#### TASK REQUIREMENTS:
Output the listing below, all of it, exactly as given.
= = = = = = =
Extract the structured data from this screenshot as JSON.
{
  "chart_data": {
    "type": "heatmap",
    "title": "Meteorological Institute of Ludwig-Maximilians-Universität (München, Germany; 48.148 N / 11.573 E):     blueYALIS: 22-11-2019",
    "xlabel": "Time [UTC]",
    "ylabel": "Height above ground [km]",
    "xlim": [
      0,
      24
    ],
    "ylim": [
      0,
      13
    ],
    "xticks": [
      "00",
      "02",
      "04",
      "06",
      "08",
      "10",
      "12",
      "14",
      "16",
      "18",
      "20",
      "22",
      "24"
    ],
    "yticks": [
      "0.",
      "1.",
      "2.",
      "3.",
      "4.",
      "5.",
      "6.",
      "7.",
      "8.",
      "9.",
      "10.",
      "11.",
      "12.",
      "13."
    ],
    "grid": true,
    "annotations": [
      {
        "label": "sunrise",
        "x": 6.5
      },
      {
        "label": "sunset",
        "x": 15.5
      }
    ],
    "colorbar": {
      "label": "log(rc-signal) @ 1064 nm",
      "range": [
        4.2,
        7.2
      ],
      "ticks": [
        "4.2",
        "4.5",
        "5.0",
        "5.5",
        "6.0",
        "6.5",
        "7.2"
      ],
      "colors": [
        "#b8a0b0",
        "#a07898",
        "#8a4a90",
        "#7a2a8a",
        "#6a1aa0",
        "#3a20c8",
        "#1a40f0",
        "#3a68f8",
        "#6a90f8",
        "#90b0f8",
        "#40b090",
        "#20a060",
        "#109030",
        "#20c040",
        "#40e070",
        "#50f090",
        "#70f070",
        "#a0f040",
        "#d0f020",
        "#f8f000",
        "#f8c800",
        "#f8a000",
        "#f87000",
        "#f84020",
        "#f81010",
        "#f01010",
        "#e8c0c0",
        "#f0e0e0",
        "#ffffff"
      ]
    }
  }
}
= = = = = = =
#### THE ANSWER:
Extract the structured data from this screenshot as JSON.
{
  "chart_data": {
    "type": "heatmap",
    "title": "Meteorological Institute of Ludwig-Maximilians-Universität (München, Germany; 48.148 N / 11.573 E):     blueYALIS: 22-11-2019",
    "xlabel": "Time [UTC]",
    "ylabel": "Height above ground [km]",
    "xlim": [
      0,
      24
    ],
    "ylim": [
      0,
      13
    ],
    "xticks": [
      "00",
      "02",
      "04",
      "06",
      "08",
      "10",
      "12",
      "14",
      "16",
      "18",
      "20",
      "22",
      "24"
    ],
    "yticks": [
      "0.",
      "1.",
      "2.",
      "3.",
      "4.",
      "5.",
      "6.",
      "7.",
      "8.",
      "9.",
      "10.",
      "11.",
      "12.",
      "13."
    ],
    "grid": true,
    "annotations": [
      {
        "label": "sunrise",
        "x": 6.5
      },
      {
        "label": "sunset",
        "x": 15.5
      }
    ],
    "colorbar": {
      "label": "log(rc-signal) @ 1064 nm",
      "range": [
        4.2,
        7.2
      ],
      "ticks": [
        "4.2",
        "4.5",
        "5.0",
        "5.5",
        "6.0",
        "6.5",
        "7.2"
      ],
      "colors": [
        "#b8a0b0",
        "#a07898",
        "#8a4a90",
        "#7a2a8a",
        "#6a1aa0",
        "#3a20c8",
        "#1a40f0",
        "#3a68f8",
        "#6a90f8",
        "#90b0f8",
        "#40b090",
        "#20a060",
        "#109030",
        "#20c040",
        "#40e070",
        "#50f090",
        "#70f070",
        "#a0f040",
        "#d0f020",
        "#f8f000",
        "#f8c800",
        "#f8a000",
        "#f87000",
        "#f84020",
        "#f81010",
        "#f01010",
        "#e8c0c0",
        "#f0e0e0",
        "#ffffff"
      ]
    }
  }
}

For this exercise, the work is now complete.